Most of these saws use a high speed drill type motor that screams when it's running and none of these saws seem to have any really good saw dust control. It is possible to cut dados with routers, so having dado capability isn't a deal breaker, but it's a nice feature. A Ryobi BT-3000 saw that I once used would take about a half stack of dado blades, so 3/8" dados were possible with it, but it sure did scream because of the type motor in it. It didn't even have a miter slot, so commonly available jigs couldn't be used on it without extensive modification.
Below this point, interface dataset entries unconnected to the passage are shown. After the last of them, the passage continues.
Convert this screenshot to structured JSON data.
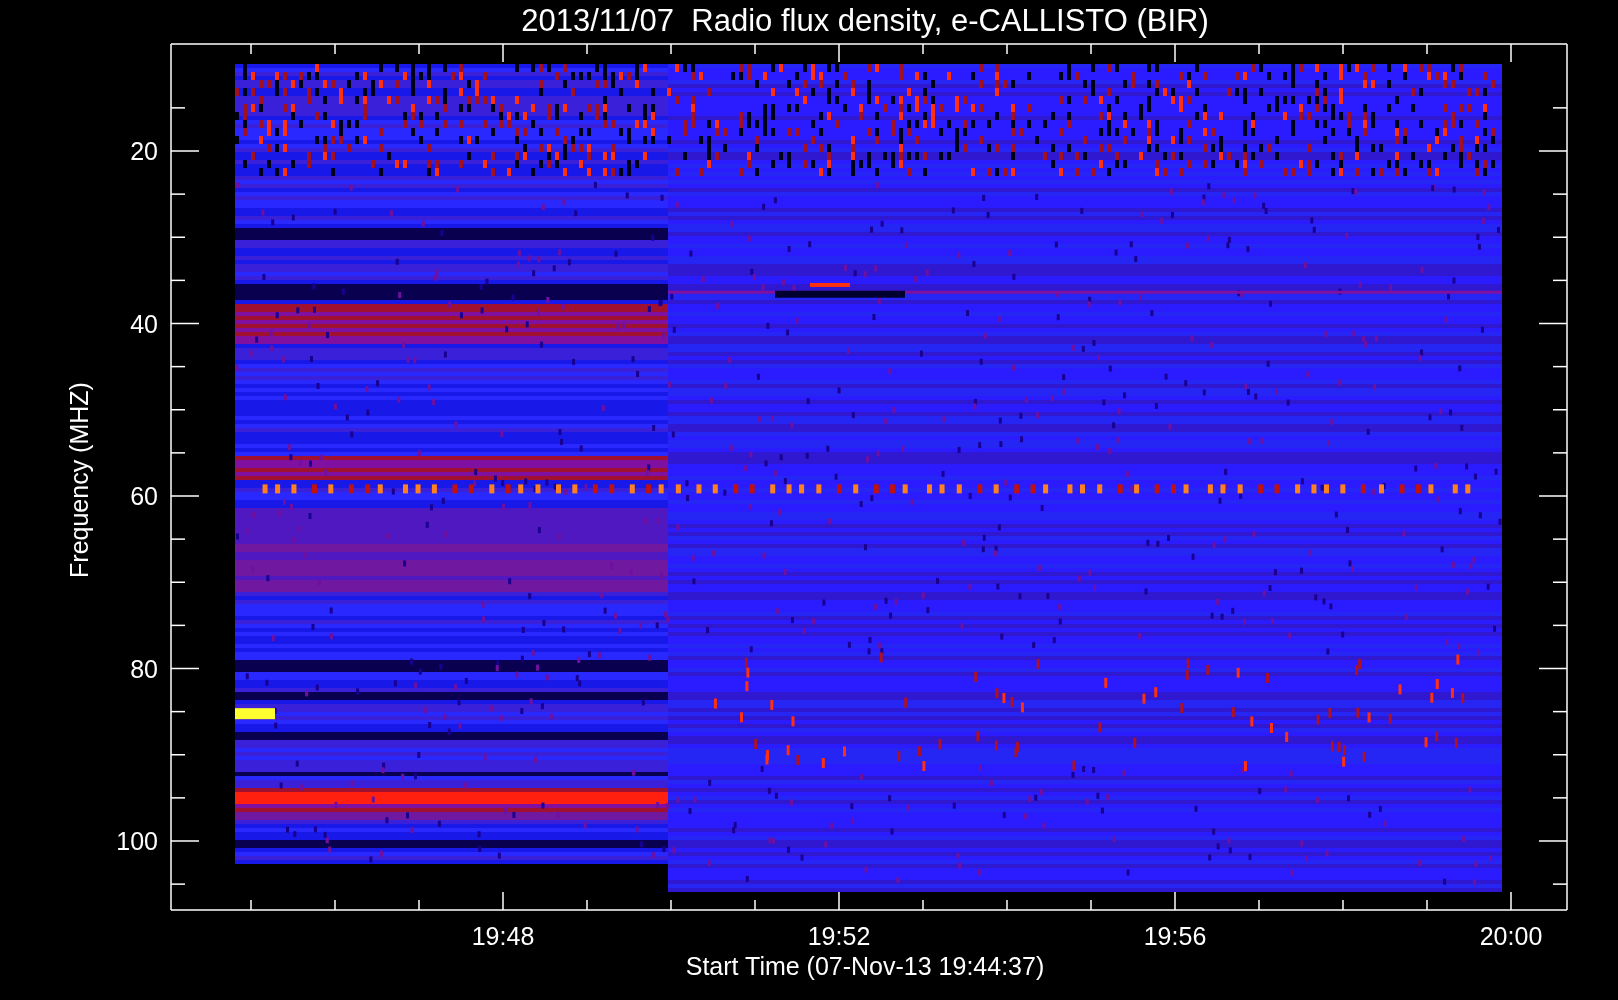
{
  "title": "2013/11/07  Radio flux density, e-CALLISTO (BIR)",
  "y_axis": {
    "label": "Frequency (MHZ)",
    "tick_labels": [
      "20",
      "40",
      "60",
      "80",
      "100"
    ]
  },
  "x_axis": {
    "label": "Start Time (07-Nov-13 19:44:37)",
    "tick_labels": [
      "19:48",
      "19:52",
      "19:56",
      "20:00"
    ]
  }
}
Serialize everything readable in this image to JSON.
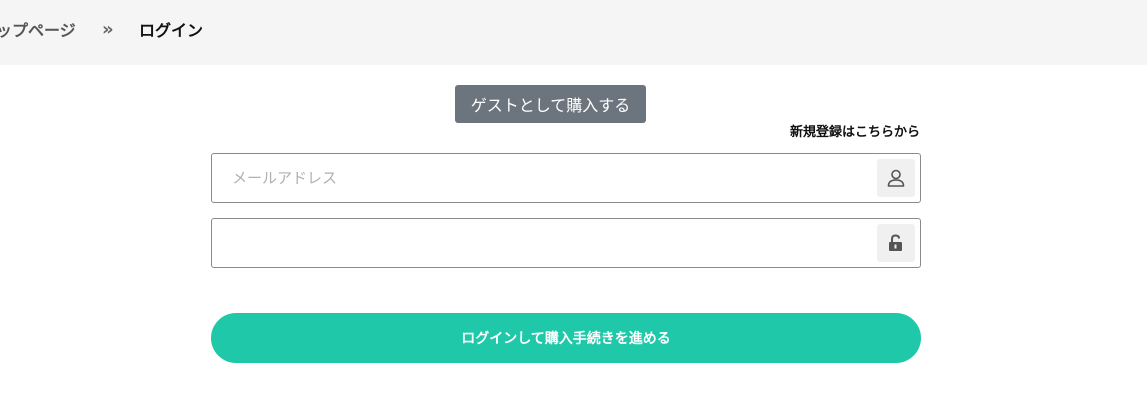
{
  "breadcrumb": {
    "home_label": "ップページ",
    "separator": "»",
    "current_label": "ログイン"
  },
  "login": {
    "guest_button_label": "ゲストとして購入する",
    "register_link_label": "新規登録はこちらから",
    "email_placeholder": "メールアドレス",
    "email_value": "",
    "password_value": "",
    "email_icon": "user-icon",
    "password_icon": "unlock-icon",
    "submit_label": "ログインして購入手続きを進める"
  },
  "colors": {
    "accent": "#1ec8a8",
    "guest_button": "#6c757d",
    "breadcrumb_bg": "#f5f5f5"
  }
}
I've heard that the present DeWalt saws have inaccurately sized miter slots, so again, available jigs won't work well on them.
Older "Contractor Saws" have motors hanging out the back and these motors are much quieter induction motors with better speed control at the proper rated blade speeds, but none seem to have any good method of controlling saw dust issues, but all of these that I've seen can take a full dado blade stack. Be careful to avoid the pre 1950's saws with 1/2" arbor sizes, because finding blades for them is now nearly impossible. You can get bushings to make 5/8 arbor blades work, but they are hard to keep in place when changing blades and get lost in the saw dust easily.
The older Delta Contractor Saws use a specially made motor that produces 1.5 hp on 120 volt power to keep it's running current rating below the common 15 amp rating of construction site circuit power, but will produce a full 2 hp when connected to 240 volt power. All have 5/8" arbors and can take full dado stacks. The Delta 34-444 model that I found for my son has proven to be every bit as accurate and capable as my Unisaw once we cleaned it up and calibrated it. Any one of the 34-4__ series seems to be the same saw with tiny year to year changes. I think they incremented the model number each year that they were in production, so any one of them should prove to be a good and accurate saw once cleaned up and calibrated.
I have no experience with the newer Bosch Contractor Type Portable saws, but other's recommendations on them would have me leaning toward one of them if I wanted to buy a new portable saw. The included folding stand is a nice feature in this saw too.
Central North Carolina